Data about app and page elements:
---

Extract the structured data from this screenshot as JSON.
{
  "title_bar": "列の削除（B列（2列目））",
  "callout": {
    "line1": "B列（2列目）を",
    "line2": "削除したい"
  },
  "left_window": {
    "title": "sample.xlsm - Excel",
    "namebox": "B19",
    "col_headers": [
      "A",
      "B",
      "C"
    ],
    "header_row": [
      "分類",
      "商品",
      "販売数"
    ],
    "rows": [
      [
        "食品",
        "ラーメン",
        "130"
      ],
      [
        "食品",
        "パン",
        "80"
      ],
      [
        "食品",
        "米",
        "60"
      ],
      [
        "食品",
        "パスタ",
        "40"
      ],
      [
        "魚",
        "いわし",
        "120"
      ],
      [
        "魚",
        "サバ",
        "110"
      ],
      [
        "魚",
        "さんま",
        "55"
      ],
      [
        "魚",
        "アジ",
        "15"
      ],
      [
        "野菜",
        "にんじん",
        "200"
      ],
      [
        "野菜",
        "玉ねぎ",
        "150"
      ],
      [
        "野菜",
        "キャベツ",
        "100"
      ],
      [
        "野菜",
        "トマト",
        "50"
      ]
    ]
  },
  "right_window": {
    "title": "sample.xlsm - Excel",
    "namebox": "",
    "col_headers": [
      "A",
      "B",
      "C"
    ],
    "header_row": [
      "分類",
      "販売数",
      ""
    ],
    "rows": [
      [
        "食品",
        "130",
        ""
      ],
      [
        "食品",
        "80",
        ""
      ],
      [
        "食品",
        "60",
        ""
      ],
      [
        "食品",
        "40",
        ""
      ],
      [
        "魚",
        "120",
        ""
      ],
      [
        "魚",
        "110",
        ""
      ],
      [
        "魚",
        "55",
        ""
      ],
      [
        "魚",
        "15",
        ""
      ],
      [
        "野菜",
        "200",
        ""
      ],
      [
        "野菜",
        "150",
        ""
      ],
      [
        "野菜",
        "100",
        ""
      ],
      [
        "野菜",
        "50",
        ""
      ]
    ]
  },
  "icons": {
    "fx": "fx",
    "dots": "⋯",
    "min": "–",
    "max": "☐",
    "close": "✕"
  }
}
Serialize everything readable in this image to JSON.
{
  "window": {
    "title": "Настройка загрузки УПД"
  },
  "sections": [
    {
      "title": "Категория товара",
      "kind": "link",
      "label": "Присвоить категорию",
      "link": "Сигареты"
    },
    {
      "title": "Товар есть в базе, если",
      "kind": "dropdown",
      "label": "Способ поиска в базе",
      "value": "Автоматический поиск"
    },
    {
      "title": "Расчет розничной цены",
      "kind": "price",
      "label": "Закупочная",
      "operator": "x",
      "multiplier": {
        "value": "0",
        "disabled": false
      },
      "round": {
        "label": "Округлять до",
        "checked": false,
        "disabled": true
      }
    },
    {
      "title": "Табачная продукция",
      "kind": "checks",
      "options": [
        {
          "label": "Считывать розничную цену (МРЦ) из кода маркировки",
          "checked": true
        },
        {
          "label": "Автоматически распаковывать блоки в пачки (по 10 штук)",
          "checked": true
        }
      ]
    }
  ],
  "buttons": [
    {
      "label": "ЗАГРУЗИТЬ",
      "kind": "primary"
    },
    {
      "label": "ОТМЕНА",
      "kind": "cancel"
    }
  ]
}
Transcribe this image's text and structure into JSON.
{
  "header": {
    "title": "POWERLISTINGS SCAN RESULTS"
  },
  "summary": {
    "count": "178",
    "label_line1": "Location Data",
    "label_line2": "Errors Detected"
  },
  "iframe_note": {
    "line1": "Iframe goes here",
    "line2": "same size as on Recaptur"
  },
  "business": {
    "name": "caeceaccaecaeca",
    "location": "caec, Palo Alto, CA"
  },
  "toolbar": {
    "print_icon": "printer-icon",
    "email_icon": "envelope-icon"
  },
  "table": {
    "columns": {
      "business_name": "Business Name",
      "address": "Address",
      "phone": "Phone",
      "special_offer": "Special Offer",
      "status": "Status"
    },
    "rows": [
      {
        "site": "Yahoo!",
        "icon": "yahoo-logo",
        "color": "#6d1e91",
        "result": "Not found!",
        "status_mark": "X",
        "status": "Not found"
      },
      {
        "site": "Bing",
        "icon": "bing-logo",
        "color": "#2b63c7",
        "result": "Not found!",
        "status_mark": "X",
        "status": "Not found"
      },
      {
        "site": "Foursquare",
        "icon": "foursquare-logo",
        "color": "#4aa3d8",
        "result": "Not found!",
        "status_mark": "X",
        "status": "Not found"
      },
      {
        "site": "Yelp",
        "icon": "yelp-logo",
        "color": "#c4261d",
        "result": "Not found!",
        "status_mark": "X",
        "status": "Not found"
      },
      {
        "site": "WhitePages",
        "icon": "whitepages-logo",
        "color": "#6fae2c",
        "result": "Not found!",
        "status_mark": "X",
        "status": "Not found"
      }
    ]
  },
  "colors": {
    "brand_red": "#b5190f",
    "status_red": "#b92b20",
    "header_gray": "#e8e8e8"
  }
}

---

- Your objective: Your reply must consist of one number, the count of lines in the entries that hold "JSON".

- Written reply: 3